→ **Work task**:
Please tell how many of the lines below contain "ᴳᴼᴿᴺᴰᴷ", using only a number.

=== Source data ===

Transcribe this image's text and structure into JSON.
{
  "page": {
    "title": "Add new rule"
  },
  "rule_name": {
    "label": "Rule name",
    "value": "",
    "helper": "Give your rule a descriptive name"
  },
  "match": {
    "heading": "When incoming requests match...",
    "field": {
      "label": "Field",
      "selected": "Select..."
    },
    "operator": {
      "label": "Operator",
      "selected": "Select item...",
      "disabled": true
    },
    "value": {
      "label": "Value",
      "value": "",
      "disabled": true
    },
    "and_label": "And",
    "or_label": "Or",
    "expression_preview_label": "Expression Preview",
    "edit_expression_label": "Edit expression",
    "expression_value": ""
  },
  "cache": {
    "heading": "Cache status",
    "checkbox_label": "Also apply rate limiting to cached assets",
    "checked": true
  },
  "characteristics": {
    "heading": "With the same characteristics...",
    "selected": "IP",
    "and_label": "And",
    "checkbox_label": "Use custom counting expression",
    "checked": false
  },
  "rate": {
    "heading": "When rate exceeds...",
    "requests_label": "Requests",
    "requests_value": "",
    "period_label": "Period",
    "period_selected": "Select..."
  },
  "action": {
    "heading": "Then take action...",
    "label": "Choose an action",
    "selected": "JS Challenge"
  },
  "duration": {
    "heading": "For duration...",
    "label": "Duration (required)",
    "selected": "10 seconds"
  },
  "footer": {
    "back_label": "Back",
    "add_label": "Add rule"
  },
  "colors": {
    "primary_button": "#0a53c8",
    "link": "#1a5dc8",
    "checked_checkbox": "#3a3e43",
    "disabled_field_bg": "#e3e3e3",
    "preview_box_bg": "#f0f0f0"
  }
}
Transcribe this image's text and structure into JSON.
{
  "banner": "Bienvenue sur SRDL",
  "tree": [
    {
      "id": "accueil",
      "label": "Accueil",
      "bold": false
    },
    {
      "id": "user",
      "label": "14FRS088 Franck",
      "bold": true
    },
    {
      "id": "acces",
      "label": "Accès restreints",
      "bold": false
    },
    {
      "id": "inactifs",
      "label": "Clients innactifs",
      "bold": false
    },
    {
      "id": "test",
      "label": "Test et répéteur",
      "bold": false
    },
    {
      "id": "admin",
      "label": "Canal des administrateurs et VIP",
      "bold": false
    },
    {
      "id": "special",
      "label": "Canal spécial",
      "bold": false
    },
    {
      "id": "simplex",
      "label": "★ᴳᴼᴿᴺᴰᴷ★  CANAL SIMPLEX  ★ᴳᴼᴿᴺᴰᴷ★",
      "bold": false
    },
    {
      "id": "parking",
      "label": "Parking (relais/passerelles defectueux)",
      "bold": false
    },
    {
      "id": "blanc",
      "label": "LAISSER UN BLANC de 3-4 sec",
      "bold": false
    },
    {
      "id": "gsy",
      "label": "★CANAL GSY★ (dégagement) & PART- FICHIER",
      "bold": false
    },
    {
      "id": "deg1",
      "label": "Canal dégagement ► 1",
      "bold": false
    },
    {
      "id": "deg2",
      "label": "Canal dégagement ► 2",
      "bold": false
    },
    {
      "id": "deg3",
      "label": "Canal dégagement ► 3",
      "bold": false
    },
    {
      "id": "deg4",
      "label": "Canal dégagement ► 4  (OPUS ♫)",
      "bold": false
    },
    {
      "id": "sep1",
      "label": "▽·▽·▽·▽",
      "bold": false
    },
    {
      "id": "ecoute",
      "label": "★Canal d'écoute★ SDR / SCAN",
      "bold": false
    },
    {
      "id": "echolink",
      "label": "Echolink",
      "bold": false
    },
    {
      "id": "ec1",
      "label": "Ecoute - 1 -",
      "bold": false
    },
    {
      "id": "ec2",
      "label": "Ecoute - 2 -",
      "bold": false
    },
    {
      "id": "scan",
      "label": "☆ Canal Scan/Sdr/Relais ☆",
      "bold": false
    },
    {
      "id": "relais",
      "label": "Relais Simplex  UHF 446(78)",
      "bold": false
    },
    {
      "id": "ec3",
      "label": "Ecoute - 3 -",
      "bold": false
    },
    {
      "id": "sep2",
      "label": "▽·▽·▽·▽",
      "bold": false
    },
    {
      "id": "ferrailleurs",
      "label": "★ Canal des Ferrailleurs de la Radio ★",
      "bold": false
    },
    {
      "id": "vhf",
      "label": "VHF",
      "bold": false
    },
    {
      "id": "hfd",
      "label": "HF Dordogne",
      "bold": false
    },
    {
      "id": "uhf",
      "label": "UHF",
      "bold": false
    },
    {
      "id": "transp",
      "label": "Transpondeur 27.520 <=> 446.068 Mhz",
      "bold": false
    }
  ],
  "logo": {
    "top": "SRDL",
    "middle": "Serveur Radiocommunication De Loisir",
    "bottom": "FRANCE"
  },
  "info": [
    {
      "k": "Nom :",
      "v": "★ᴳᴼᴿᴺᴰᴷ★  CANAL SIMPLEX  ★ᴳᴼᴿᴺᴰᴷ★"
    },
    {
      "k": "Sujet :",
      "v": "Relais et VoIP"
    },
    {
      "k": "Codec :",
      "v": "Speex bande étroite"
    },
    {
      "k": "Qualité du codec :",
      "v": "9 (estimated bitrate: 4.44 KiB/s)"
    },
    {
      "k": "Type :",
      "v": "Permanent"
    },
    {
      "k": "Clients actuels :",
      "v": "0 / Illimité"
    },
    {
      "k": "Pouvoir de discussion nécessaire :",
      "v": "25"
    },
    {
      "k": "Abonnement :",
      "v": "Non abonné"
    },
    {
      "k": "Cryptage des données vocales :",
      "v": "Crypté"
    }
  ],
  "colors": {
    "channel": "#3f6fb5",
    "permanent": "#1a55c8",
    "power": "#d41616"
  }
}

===

→ **Reply**:
2